► 3 counties in the Red (substantial) Tier – Del Norte, Mariposa, and Plumas
► 3 counties in Orange (moderate) Tier – Alpine, Sierra, and Trinity
Blueprint tiers are updated weekly on Tuesdays.
CDPH has issued an updated travel advisory. Postponing travel and staying home is the best way to protect yourself and others from COVID-19. Non-essential travelers from other states or countries are strongly discouraged from entering California and should adhere to the state’s self-quarantine procedures for 10 days.
Your actions save lives
Protect yourself, family, friends and your community by following these prevention measures:
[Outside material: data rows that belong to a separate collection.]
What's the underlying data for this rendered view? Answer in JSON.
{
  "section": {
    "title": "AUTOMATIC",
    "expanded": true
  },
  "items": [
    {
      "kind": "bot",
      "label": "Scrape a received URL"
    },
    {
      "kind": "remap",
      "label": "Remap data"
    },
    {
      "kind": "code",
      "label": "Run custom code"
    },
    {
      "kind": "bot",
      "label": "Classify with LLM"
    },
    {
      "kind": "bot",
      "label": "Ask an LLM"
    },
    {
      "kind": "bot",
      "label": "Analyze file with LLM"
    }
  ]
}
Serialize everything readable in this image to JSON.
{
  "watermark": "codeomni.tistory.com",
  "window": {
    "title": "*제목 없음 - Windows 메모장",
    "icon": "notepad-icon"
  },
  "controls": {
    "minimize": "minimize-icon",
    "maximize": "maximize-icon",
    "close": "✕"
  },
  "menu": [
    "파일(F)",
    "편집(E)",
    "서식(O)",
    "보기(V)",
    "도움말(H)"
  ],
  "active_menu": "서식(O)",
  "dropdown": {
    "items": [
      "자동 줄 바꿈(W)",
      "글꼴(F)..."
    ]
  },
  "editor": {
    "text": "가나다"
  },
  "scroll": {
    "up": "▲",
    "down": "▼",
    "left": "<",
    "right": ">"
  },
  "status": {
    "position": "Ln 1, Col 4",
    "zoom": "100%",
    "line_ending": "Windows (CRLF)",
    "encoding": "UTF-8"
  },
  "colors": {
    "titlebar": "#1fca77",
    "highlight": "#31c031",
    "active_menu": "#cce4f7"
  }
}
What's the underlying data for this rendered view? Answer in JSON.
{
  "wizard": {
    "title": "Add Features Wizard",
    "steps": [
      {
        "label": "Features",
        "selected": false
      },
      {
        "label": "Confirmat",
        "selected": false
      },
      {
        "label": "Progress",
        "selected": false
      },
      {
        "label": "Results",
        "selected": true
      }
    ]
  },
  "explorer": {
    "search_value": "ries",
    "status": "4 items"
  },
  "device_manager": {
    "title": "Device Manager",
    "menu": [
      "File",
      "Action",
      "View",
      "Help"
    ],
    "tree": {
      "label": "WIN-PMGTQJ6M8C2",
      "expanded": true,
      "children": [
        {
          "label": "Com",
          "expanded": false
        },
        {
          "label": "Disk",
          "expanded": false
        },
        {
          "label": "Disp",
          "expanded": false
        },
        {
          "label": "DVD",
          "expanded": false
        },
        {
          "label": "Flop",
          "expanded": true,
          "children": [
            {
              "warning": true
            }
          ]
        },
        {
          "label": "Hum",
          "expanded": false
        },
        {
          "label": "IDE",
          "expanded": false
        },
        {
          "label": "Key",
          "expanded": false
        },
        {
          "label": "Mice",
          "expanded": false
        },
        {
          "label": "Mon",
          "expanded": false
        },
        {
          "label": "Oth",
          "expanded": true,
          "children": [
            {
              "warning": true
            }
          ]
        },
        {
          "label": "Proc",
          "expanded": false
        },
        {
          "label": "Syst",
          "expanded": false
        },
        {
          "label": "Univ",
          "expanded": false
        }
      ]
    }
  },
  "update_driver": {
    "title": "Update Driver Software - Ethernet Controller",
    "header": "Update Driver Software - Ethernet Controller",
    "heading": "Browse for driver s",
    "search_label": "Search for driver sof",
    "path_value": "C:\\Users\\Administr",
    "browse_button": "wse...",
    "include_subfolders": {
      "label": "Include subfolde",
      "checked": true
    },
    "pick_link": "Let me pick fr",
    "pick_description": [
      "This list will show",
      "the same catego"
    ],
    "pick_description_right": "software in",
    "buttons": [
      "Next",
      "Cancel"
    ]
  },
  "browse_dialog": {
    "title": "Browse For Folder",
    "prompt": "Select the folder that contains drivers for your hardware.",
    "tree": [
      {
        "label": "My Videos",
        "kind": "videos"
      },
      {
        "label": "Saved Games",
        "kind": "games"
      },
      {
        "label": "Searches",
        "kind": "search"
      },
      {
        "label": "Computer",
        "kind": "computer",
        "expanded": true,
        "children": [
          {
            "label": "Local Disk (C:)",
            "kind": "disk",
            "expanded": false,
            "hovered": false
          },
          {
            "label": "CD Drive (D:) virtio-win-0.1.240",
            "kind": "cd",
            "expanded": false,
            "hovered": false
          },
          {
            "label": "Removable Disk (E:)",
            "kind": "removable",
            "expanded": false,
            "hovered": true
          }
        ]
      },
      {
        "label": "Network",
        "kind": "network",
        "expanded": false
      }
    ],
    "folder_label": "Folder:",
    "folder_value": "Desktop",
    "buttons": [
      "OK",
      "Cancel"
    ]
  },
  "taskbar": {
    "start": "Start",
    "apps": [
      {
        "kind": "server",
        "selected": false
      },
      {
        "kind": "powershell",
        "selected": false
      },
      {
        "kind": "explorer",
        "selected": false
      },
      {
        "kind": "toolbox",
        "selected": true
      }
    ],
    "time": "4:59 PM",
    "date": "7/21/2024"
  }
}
► If you are experiencing symptoms of COVID-19 (fever, cough, shortness of breath, fatigue, muscle or body aches), call your health care provider.
► If you believe you have been exposed, get tested. Free, confidential testing is available statewide.
► Get vaccinated when it’s your turn.
► Stay home except for essential activities, keep interactions to people who live in your household, and follow state and local public health guidance.
► Wear a cloth face mask when out in public.
► Avoid non-essential travel and stay close to home; self-quarantine for 10 days after arrival if you leave the state.
► Wash hands with soap and water for at least 20 seconds.
► Avoid close contact with people who are sick and stay home from work, school and other people if you feel ill.
► Add your phone to the fight by signing up for COVID-19 exposure notifications from CA Notify.
► Answer the call or text if a contact tracer from the CA COVID Team or your local health department tries to connect you.